Excerpts from an interface dataset
====

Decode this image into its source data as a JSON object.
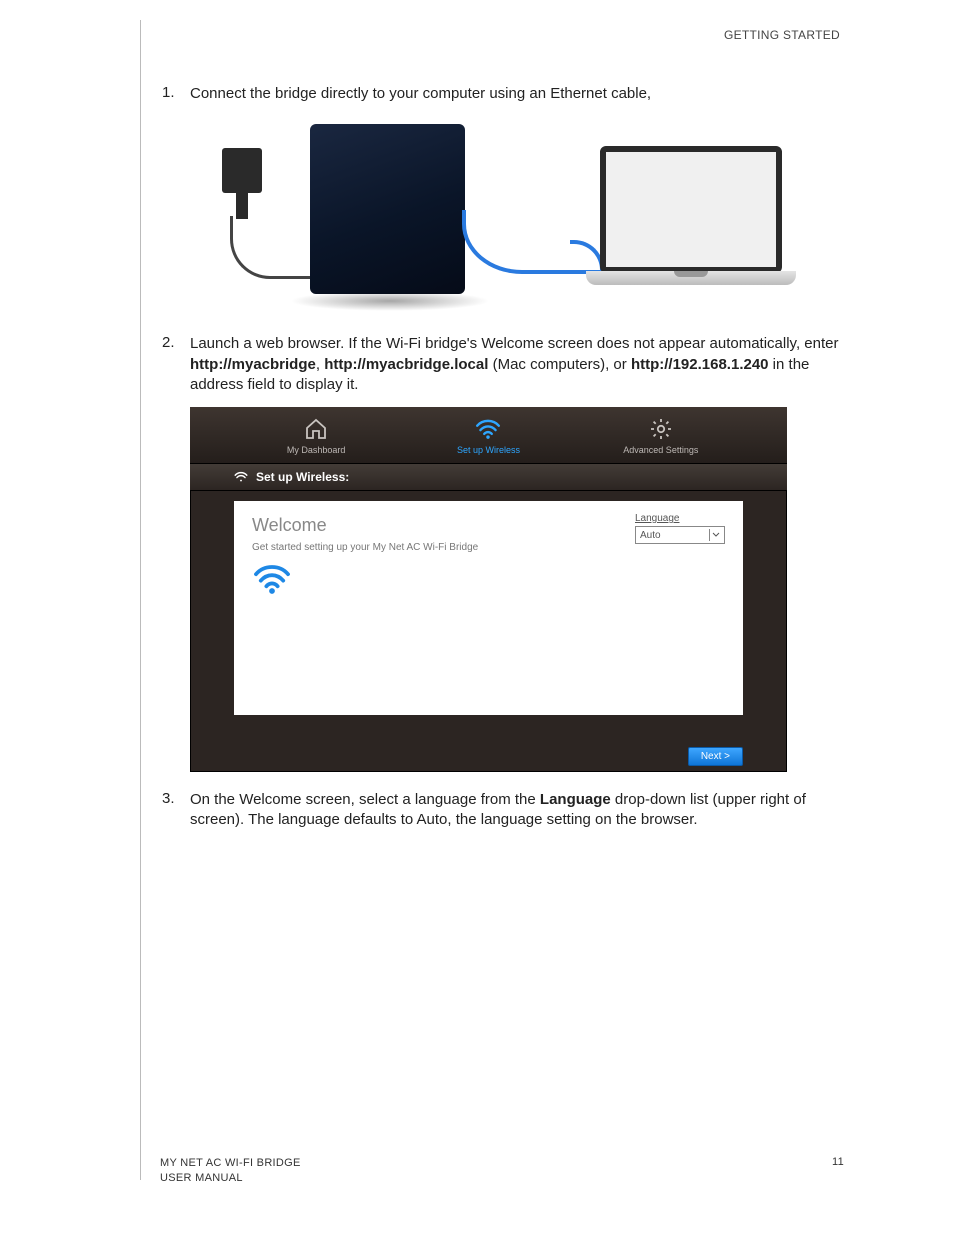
{
  "header": {
    "section": "GETTING STARTED"
  },
  "steps": {
    "s1": {
      "num": "1.",
      "text": "Connect the bridge directly to your computer using an Ethernet cable,"
    },
    "s2": {
      "num": "2.",
      "pre": "Launch a web browser. If the Wi-Fi bridge's Welcome screen does not appear automatically, enter ",
      "b1": "http://myacbridge",
      "mid1": ", ",
      "b2": "http://myacbridge.local",
      "mid2": " (Mac computers), or ",
      "b3": "http://192.168.1.240",
      "post": " in the address field to display it."
    },
    "s3": {
      "num": "3.",
      "pre": "On the Welcome screen, select a language from the ",
      "b1": "Language",
      "post": " drop-down list (upper right of screen). The language defaults to Auto, the language setting on the browser."
    }
  },
  "dashboard": {
    "nav": {
      "dashboard": "My Dashboard",
      "wireless": "Set up Wireless",
      "advanced": "Advanced Settings"
    },
    "subheader": "Set up Wireless:",
    "welcome_title": "Welcome",
    "welcome_sub": "Get started setting up your My Net AC Wi-Fi Bridge",
    "language_label": "Language",
    "language_value": "Auto",
    "next_label": "Next >"
  },
  "footer": {
    "product": "MY NET AC WI-FI BRIDGE",
    "doc": "USER MANUAL",
    "page": "11"
  }
}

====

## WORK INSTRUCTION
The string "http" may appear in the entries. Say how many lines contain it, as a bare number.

## SOLUTION FOR THIS TASK
3